[[ EXERCISE INPUT, beginning ]]

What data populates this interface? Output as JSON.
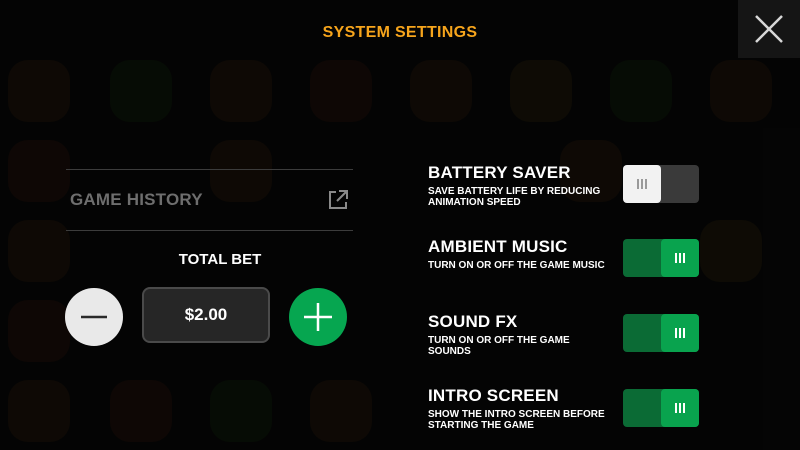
{
  "header": {
    "title": "SYSTEM SETTINGS",
    "title_color": "#f7a51c"
  },
  "close_icon": "close-x-icon",
  "game_history": {
    "label": "GAME HISTORY",
    "icon": "external-link-icon"
  },
  "bet": {
    "label": "TOTAL BET",
    "value": "$2.00",
    "minus_icon": "minus-icon",
    "plus_icon": "plus-icon",
    "plus_color": "#06a650"
  },
  "settings": [
    {
      "title": "BATTERY SAVER",
      "description": "SAVE BATTERY LIFE BY REDUCING ANIMATION SPEED",
      "enabled": false
    },
    {
      "title": "AMBIENT MUSIC",
      "description": "TURN ON OR OFF THE GAME MUSIC",
      "enabled": true
    },
    {
      "title": "SOUND FX",
      "description": "TURN ON OR OFF THE GAME SOUNDS",
      "enabled": true
    },
    {
      "title": "INTRO SCREEN",
      "description": "SHOW THE INTRO SCREEN BEFORE STARTING THE GAME",
      "enabled": true
    }
  ],
  "colors": {
    "toggle_on": "#09a34e",
    "toggle_off": "#3a3a3a"
  }
}
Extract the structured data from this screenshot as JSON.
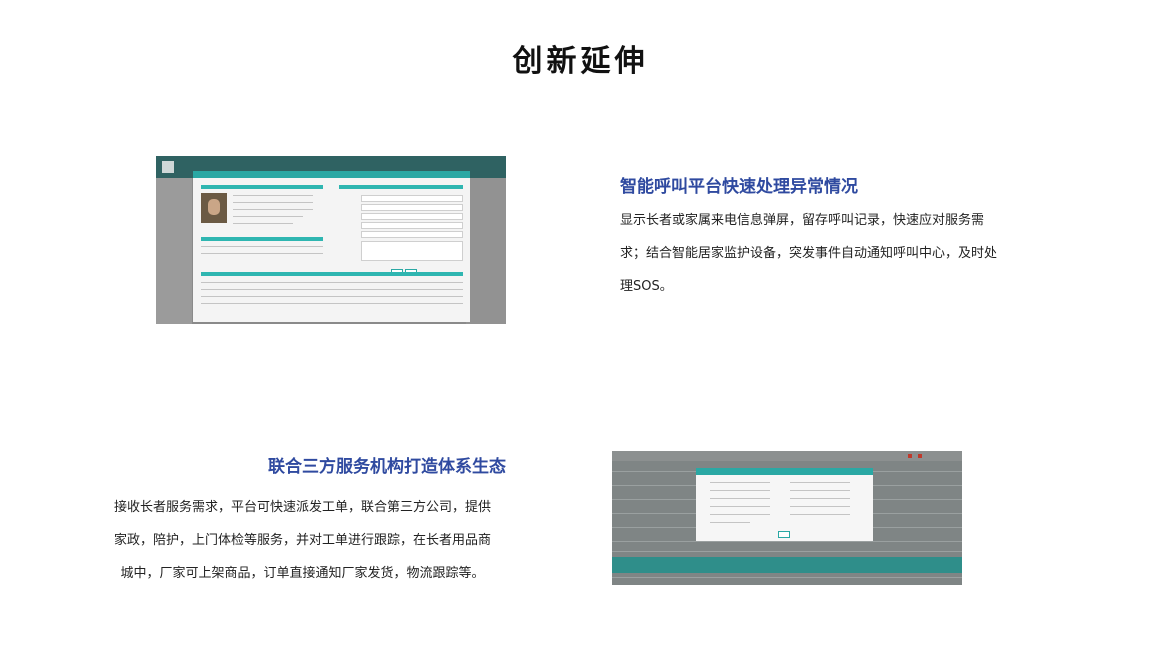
{
  "page": {
    "title": "创新延伸"
  },
  "features": [
    {
      "title": "智能呼叫平台快速处理异常情况",
      "desc_lines": [
        "显示长者或家属来电信息弹屏，留存呼叫记录，快速应对服务需",
        "求；结合智能居家监护设备，突发事件自动通知呼叫中心，及时处",
        "理SOS。"
      ]
    },
    {
      "title": "联合三方服务机构打造体系生态",
      "desc_lines": [
        "接收长者服务需求，平台可快速派发工单，联合第三方公司，提供",
        "家政，陪护，上门体检等服务，并对工单进行跟踪，在长者用品商",
        "城中，厂家可上架商品，订单直接通知厂家发货，物流跟踪等。"
      ]
    }
  ],
  "screenshots": {
    "call_platform": {
      "icon": "call-center-screenshot"
    },
    "order_platform": {
      "icon": "work-order-screenshot"
    }
  },
  "colors": {
    "accent_title": "#2f4aa0",
    "teal": "#2aa8a4"
  }
}
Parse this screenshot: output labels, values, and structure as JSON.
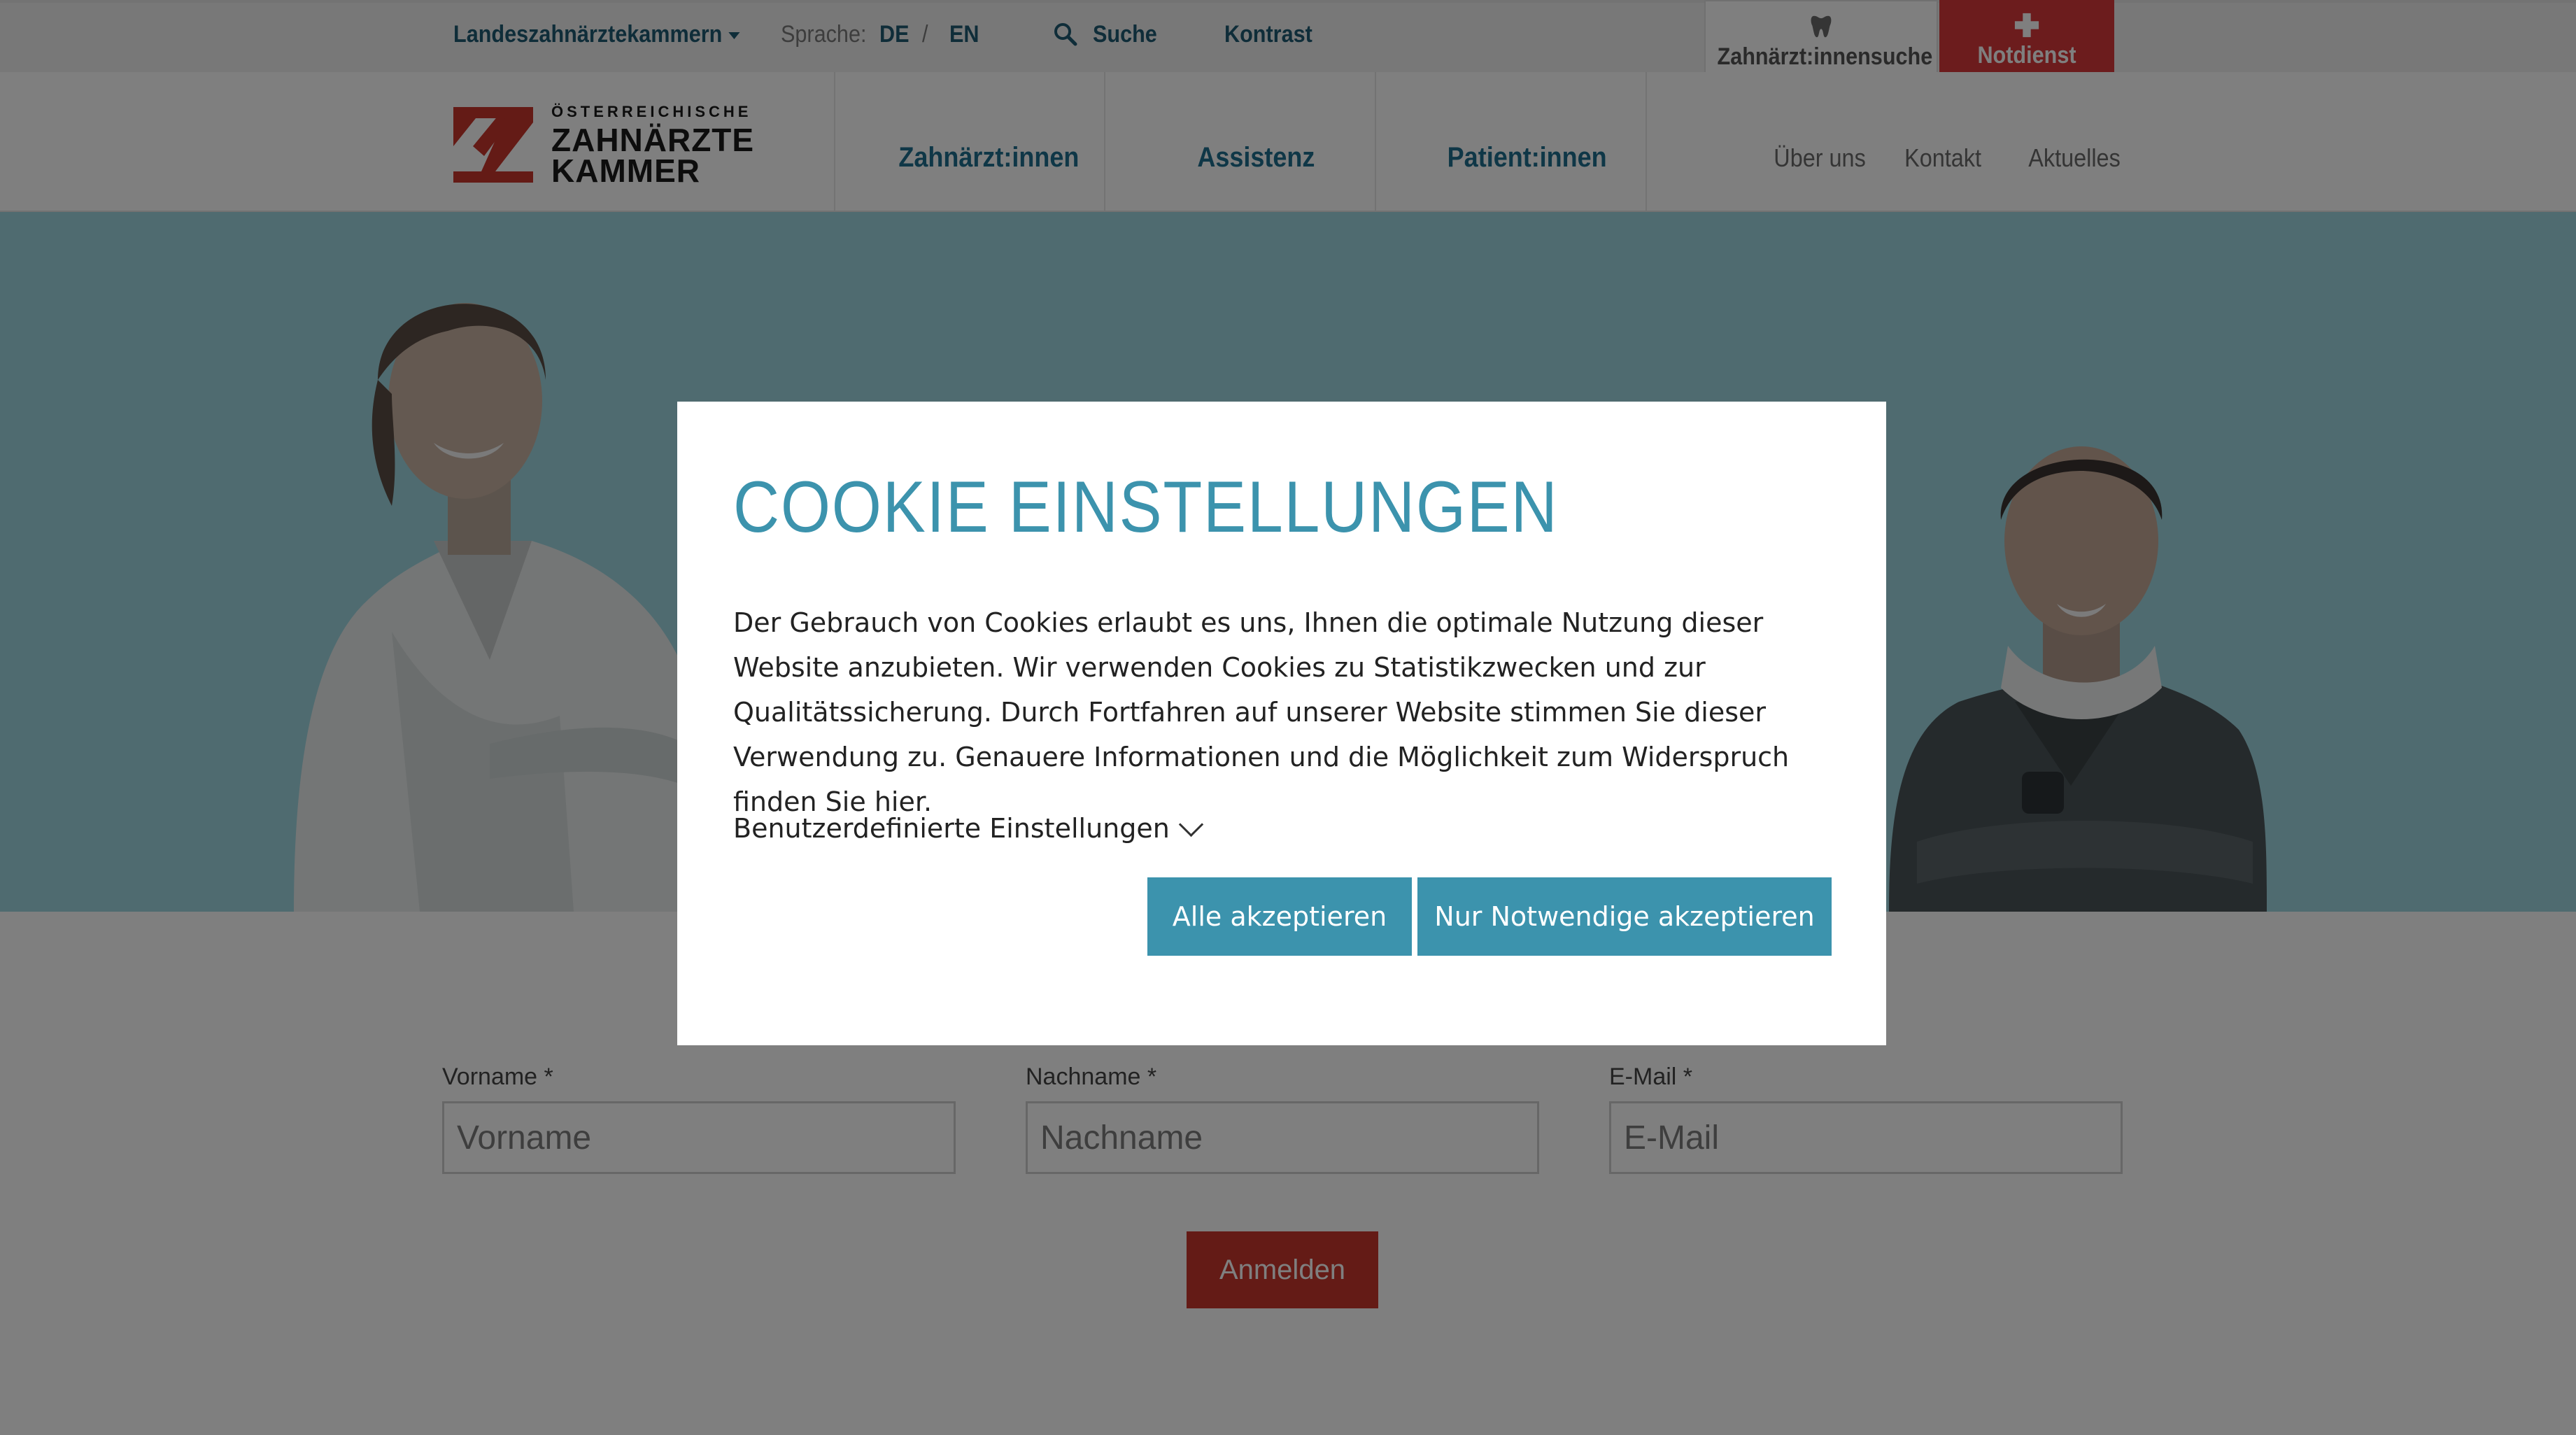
{
  "topbar": {
    "regional_chambers": "Landeszahnärztekammern",
    "language_label": "Sprache:",
    "lang_de": "DE",
    "lang_sep": "/",
    "lang_en": "EN",
    "search": "Suche",
    "contrast": "Kontrast",
    "dentist_search": "Zahnärzt:innensuche",
    "emergency": "Notdienst"
  },
  "logo": {
    "line1": "ÖSTERREICHISCHE",
    "line2": "ZAHNÄRZTE",
    "line3": "KAMMER"
  },
  "nav": {
    "main": [
      "Zahnärzt:innen",
      "Assistenz",
      "Patient:innen"
    ],
    "secondary": [
      "Über uns",
      "Kontakt",
      "Aktuelles"
    ]
  },
  "form": {
    "first_name_label": "Vorname *",
    "first_name_placeholder": "Vorname",
    "last_name_label": "Nachname *",
    "last_name_placeholder": "Nachname",
    "email_label": "E-Mail *",
    "email_placeholder": "E-Mail",
    "submit": "Anmelden"
  },
  "cookie_modal": {
    "title": "COOKIE EINSTELLUNGEN",
    "text": "Der Gebrauch von Cookies erlaubt es uns, Ihnen die optimale Nutzung dieser Website anzubieten. Wir verwenden Cookies zu Statistikzwecken und zur Qualitätssicherung. Durch Fortfahren auf unserer Website stimmen Sie dieser Verwendung zu. Genauere Informationen und die Möglichkeit zum Widerspruch finden Sie hier.",
    "custom_settings": "Benutzerdefinierte Einstellungen",
    "accept_all": "Alle akzeptieren",
    "accept_necessary": "Nur Notwendige akzeptieren"
  },
  "colors": {
    "brand_blue": "#3c93ad",
    "nav_blue": "#1f6f8e",
    "brand_red": "#d9383a",
    "hero_bg": "#9fd6e0"
  }
}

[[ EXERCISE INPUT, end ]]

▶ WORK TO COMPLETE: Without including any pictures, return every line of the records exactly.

▶ SOLUTION TO THE EXERCISE:
What data populates this interface? Output as JSON.
{
  "header": {
    "title": "SYSTEM SETTINGS",
    "title_color": "#f7a51c"
  },
  "close_icon": "close-x-icon",
  "game_history": {
    "label": "GAME HISTORY",
    "icon": "external-link-icon"
  },
  "bet": {
    "label": "TOTAL BET",
    "value": "$2.00",
    "minus_icon": "minus-icon",
    "plus_icon": "plus-icon",
    "plus_color": "#06a650"
  },
  "settings": [
    {
      "title": "BATTERY SAVER",
      "description": "SAVE BATTERY LIFE BY REDUCING ANIMATION SPEED",
      "enabled": false
    },
    {
      "title": "AMBIENT MUSIC",
      "description": "TURN ON OR OFF THE GAME MUSIC",
      "enabled": true
    },
    {
      "title": "SOUND FX",
      "description": "TURN ON OR OFF THE GAME SOUNDS",
      "enabled": true
    },
    {
      "title": "INTRO SCREEN",
      "description": "SHOW THE INTRO SCREEN BEFORE STARTING THE GAME",
      "enabled": true
    }
  ],
  "colors": {
    "toggle_on": "#09a34e",
    "toggle_off": "#3a3a3a"
  }
}
Extract the structured data from this screenshot as JSON.
{
  "page": {
    "title": "创新延伸"
  },
  "features": [
    {
      "title": "智能呼叫平台快速处理异常情况",
      "desc_lines": [
        "显示长者或家属来电信息弹屏，留存呼叫记录，快速应对服务需",
        "求；结合智能居家监护设备，突发事件自动通知呼叫中心，及时处",
        "理SOS。"
      ]
    },
    {
      "title": "联合三方服务机构打造体系生态",
      "desc_lines": [
        "接收长者服务需求，平台可快速派发工单，联合第三方公司，提供",
        "家政，陪护，上门体检等服务，并对工单进行跟踪，在长者用品商",
        "城中，厂家可上架商品，订单直接通知厂家发货，物流跟踪等。"
      ]
    }
  ],
  "screenshots": {
    "call_platform": {
      "icon": "call-center-screenshot"
    },
    "order_platform": {
      "icon": "work-order-screenshot"
    }
  },
  "colors": {
    "accent_title": "#2f4aa0",
    "teal": "#2aa8a4"
  }
}
Parse this screenshot: output labels, values, and structure as JSON.
{
  "topbar": {
    "regional_chambers": "Landeszahnärztekammern",
    "language_label": "Sprache:",
    "lang_de": "DE",
    "lang_sep": "/",
    "lang_en": "EN",
    "search": "Suche",
    "contrast": "Kontrast",
    "dentist_search": "Zahnärzt:innensuche",
    "emergency": "Notdienst"
  },
  "logo": {
    "line1": "ÖSTERREICHISCHE",
    "line2": "ZAHNÄRZTE",
    "line3": "KAMMER"
  },
  "nav": {
    "main": [
      "Zahnärzt:innen",
      "Assistenz",
      "Patient:innen"
    ],
    "secondary": [
      "Über uns",
      "Kontakt",
      "Aktuelles"
    ]
  },
  "form": {
    "first_name_label": "Vorname *",
    "first_name_placeholder": "Vorname",
    "last_name_label": "Nachname *",
    "last_name_placeholder": "Nachname",
    "email_label": "E-Mail *",
    "email_placeholder": "E-Mail",
    "submit": "Anmelden"
  },
  "cookie_modal": {
    "title": "COOKIE EINSTELLUNGEN",
    "text": "Der Gebrauch von Cookies erlaubt es uns, Ihnen die optimale Nutzung dieser Website anzubieten. Wir verwenden Cookies zu Statistikzwecken und zur Qualitätssicherung. Durch Fortfahren auf unserer Website stimmen Sie dieser Verwendung zu. Genauere Informationen und die Möglichkeit zum Widerspruch finden Sie hier.",
    "custom_settings": "Benutzerdefinierte Einstellungen",
    "accept_all": "Alle akzeptieren",
    "accept_necessary": "Nur Notwendige akzeptieren"
  },
  "colors": {
    "brand_blue": "#3c93ad",
    "nav_blue": "#1f6f8e",
    "brand_red": "#d9383a",
    "hero_bg": "#9fd6e0"
  }
}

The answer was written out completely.